HIV struck seemingly out of nowhere more than 30 years ago, battering patients’ immune systems before killing them. Unsure how it spread and fearful of the future, health care workers risked their own lives to treat the victims.
Research soon showed that HIV is spread through an infected person’s blood. Health care workers risked infection when they accidentally got stuck by a needle or when a patient’s blood got into a cut or scrape. Other serious diseases like hepatitis B are spread the same way, and workers demanded that OSHA set standards so they would remain safe on the job.
OSHA implemented those measures, known as the bloodborne pathogens standard, in 1991 and revised them several years later.
Workers made this happen.
Among other provisions, the standard requires that needles be equipped with safety devices that cover or retract them immediately after use.
Employers must provide gloves and other personal protective equipment to workers, decontaminate surfaces any time they’re touched by blood or other fluids, and track accidental needle sticks. Needles and other sharp objects must be discarded in puncture-proof containers. These provisions protect patients as well as health care workers.
Some hospitals opposed the bloodborne pathogen rules because they didn’t want to shell out a few extra bucks to keep workers safe.
But the standard’s effectiveness cannot be denied. Since it was implemented, HIV and hepatitis B infections among health care workers plummeted.
Even after OSHA imposed the standard, health care workers continued fighting to make their workplaces safer.
At Robert Wood Johnson University Hospital New Brunswick in New Jersey, that meant looking for new ways to further reduce the accidental needle sticks that can transmit HIV and hepatitis.
Nurses represented by USW Local 4-200 tested various syringes, lancets and IV insertion tips, then began using the ones they considered least likely to cause accidental sticks. Between 2010 and 2014, the hospital reduced needlestick injuries by 70 percent, an achievement that won the nurses recognition in a national health care journal.
These kinds of safety measures are the result of workers’ and unions’ relentless fight for health and safety.
The USW and other unions began pressuring OSHA for an infectious disease standard long before anyone ever heard of COVID-19.

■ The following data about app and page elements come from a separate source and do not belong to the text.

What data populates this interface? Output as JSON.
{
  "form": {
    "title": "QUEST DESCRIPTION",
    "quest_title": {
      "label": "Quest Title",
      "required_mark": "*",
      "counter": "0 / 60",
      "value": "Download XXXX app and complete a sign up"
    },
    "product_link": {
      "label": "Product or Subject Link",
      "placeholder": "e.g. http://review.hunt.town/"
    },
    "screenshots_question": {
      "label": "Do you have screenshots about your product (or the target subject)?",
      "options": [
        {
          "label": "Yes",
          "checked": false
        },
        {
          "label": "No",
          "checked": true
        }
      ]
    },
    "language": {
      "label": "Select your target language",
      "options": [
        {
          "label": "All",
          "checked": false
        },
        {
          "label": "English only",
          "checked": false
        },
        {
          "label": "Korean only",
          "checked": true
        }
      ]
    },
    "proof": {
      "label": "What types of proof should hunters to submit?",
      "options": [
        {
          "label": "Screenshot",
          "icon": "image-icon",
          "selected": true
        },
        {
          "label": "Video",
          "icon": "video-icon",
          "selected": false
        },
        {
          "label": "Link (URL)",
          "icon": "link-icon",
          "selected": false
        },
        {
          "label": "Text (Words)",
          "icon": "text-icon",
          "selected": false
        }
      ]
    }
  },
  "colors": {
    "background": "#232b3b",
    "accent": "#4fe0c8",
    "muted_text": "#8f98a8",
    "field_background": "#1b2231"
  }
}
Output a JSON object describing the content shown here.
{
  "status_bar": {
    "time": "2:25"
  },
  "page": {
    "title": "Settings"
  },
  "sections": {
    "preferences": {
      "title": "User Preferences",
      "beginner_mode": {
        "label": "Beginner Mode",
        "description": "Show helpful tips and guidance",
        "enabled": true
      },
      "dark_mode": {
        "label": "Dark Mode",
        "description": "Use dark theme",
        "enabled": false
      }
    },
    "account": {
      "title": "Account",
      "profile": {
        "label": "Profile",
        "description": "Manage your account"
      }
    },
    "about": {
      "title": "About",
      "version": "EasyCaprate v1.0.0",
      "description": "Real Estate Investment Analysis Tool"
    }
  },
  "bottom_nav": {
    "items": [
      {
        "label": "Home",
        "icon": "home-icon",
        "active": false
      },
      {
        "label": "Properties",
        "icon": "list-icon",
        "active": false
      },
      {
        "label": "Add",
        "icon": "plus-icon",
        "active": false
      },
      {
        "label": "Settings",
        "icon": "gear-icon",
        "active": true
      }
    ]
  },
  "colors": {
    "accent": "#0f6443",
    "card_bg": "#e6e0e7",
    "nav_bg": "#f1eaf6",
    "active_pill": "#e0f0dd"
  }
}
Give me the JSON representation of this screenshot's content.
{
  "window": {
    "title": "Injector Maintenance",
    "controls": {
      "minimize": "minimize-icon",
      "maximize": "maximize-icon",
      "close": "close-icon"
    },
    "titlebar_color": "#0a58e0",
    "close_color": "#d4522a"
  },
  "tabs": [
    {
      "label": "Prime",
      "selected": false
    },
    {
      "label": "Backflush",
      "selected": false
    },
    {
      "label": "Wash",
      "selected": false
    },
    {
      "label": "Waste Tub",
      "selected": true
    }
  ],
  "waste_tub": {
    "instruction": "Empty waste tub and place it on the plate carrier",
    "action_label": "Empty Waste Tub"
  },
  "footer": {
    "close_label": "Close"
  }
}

Their demand for infectious disease controls goes back years, amid outbreaks of other diseases, including SARS in 2003 and the H1N1 flu in 2009, that exposed the nation’s lack of readiness for epidemics.
OSHA’s top officials finally put an infectious disease standard on their to-do list. Then Donald Trump, an enemy of industry regulation and worker safety, took office. OSHA suddenly put infectious disease control on the back burner.
That delay now haunts the nation. The federal government and health care organizations are as poorly prepared for an epidemic as workers knew they’d be.
Delbrune-Mitter said the lack of clear safety direction from federal officials leads some staff members to mine TV and the internet for information.
“We don’t really know what’s true,” she said.